#### Exercise details
Please copy every line from the following entries in which the word "JSON" appears.

#### Records contained in a dataset
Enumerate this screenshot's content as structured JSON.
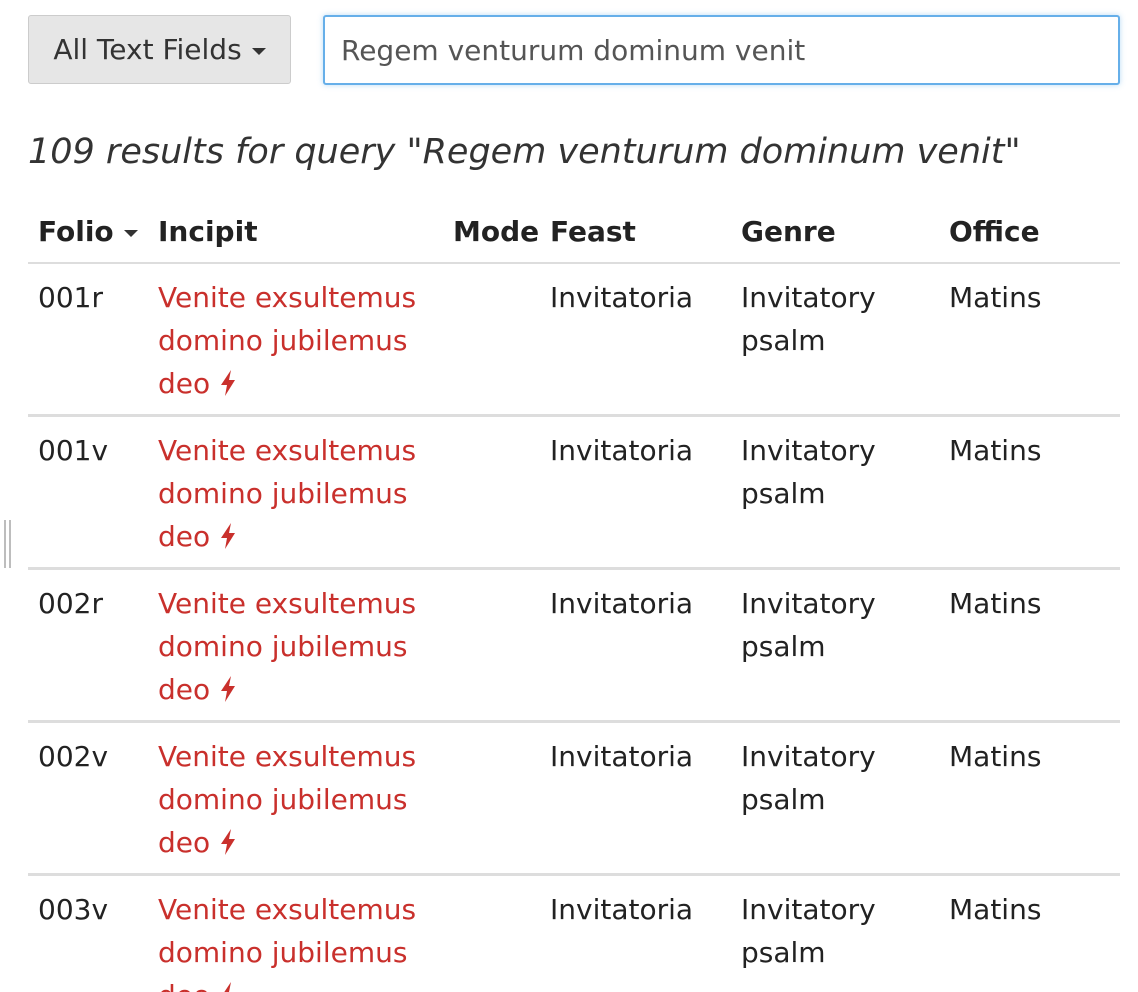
{
  "search": {
    "field_selector_label": "All Text Fields",
    "query_value": "Regem venturum dominum venit"
  },
  "results": {
    "summary": "109 results for query \"Regem venturum dominum venit\""
  },
  "table": {
    "headers": {
      "folio": "Folio",
      "incipit": "Incipit",
      "mode": "Mode",
      "feast": "Feast",
      "genre": "Genre",
      "office": "Office"
    },
    "rows": [
      {
        "folio": "001r",
        "incipit": "Venite exsultemus domino jubilemus deo",
        "mode": "",
        "feast": "Invitatoria",
        "genre": "Invitatory psalm",
        "office": "Matins"
      },
      {
        "folio": "001v",
        "incipit": "Venite exsultemus domino jubilemus deo",
        "mode": "",
        "feast": "Invitatoria",
        "genre": "Invitatory psalm",
        "office": "Matins"
      },
      {
        "folio": "002r",
        "incipit": "Venite exsultemus domino jubilemus deo",
        "mode": "",
        "feast": "Invitatoria",
        "genre": "Invitatory psalm",
        "office": "Matins"
      },
      {
        "folio": "002v",
        "incipit": "Venite exsultemus domino jubilemus deo",
        "mode": "",
        "feast": "Invitatoria",
        "genre": "Invitatory psalm",
        "office": "Matins"
      },
      {
        "folio": "003v",
        "incipit": "Venite exsultemus domino jubilemus deo",
        "mode": "",
        "feast": "Invitatoria",
        "genre": "Invitatory psalm",
        "office": "Matins"
      }
    ]
  },
  "colors": {
    "link": "#c9302c",
    "focus_border": "#66afe9",
    "row_border": "#dddddd"
  },
  "icons": {
    "dropdown": "caret-down-icon",
    "sort": "sort-caret-icon",
    "incipit_action": "bolt-icon"
  }
}
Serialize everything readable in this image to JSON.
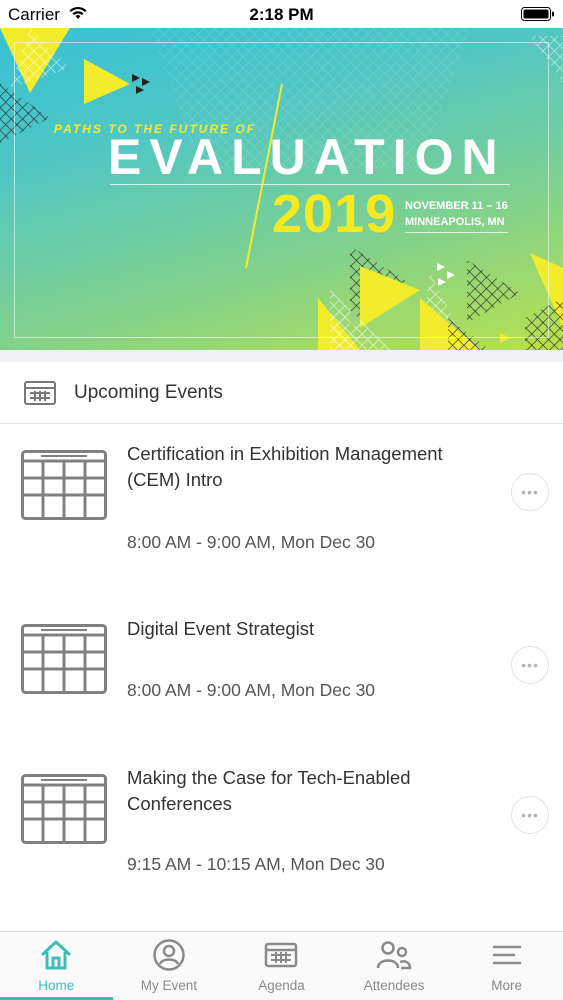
{
  "status_bar": {
    "carrier": "Carrier",
    "time": "2:18 PM"
  },
  "banner": {
    "tagline": "PATHS TO THE FUTURE OF",
    "title": "EVALUATION",
    "year": "2019",
    "dates": "NOVEMBER 11 – 16",
    "location": "MINNEAPOLIS, MN",
    "colors": {
      "yellow": "#f5ea1f",
      "teal": "#37c1d4",
      "green": "#b9e04d"
    }
  },
  "section": {
    "title": "Upcoming Events",
    "icon": "calendar-grid-icon"
  },
  "events": [
    {
      "title": "Certification in Exhibition Management (CEM) Intro",
      "time": "8:00 AM - 9:00 AM, Mon Dec 30"
    },
    {
      "title": "Digital Event Strategist",
      "time": "8:00 AM - 9:00 AM, Mon Dec 30"
    },
    {
      "title": "Making the Case for Tech-Enabled Conferences",
      "time": "9:15 AM - 10:15 AM, Mon Dec 30"
    }
  ],
  "more_dots": "•••",
  "tabs": [
    {
      "label": "Home",
      "icon": "home-icon",
      "active": true
    },
    {
      "label": "My Event",
      "icon": "user-circle-icon",
      "active": false
    },
    {
      "label": "Agenda",
      "icon": "agenda-icon",
      "active": false
    },
    {
      "label": "Attendees",
      "icon": "attendees-icon",
      "active": false
    },
    {
      "label": "More",
      "icon": "menu-icon",
      "active": false
    }
  ],
  "accent_color": "#3dbdb8"
}
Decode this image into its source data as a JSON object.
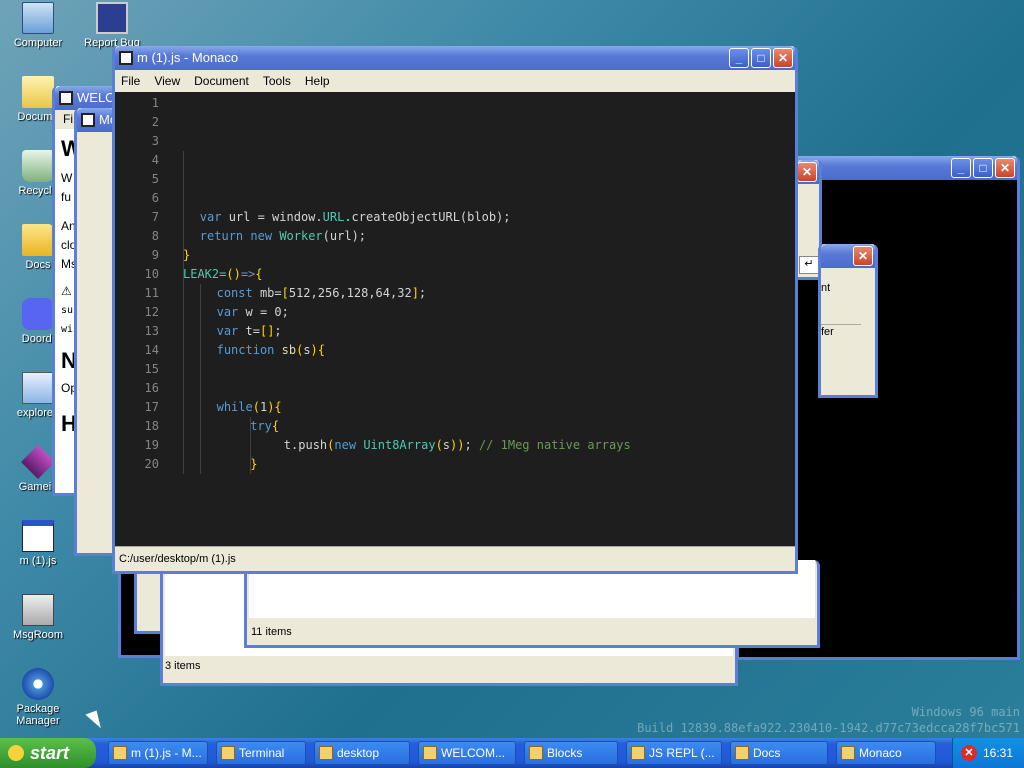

#### Result
Enumerate this screenshot's content as structured JSON.
Serialize everything readable in this image to JSON.
Decode this image into its source data as a JSON object.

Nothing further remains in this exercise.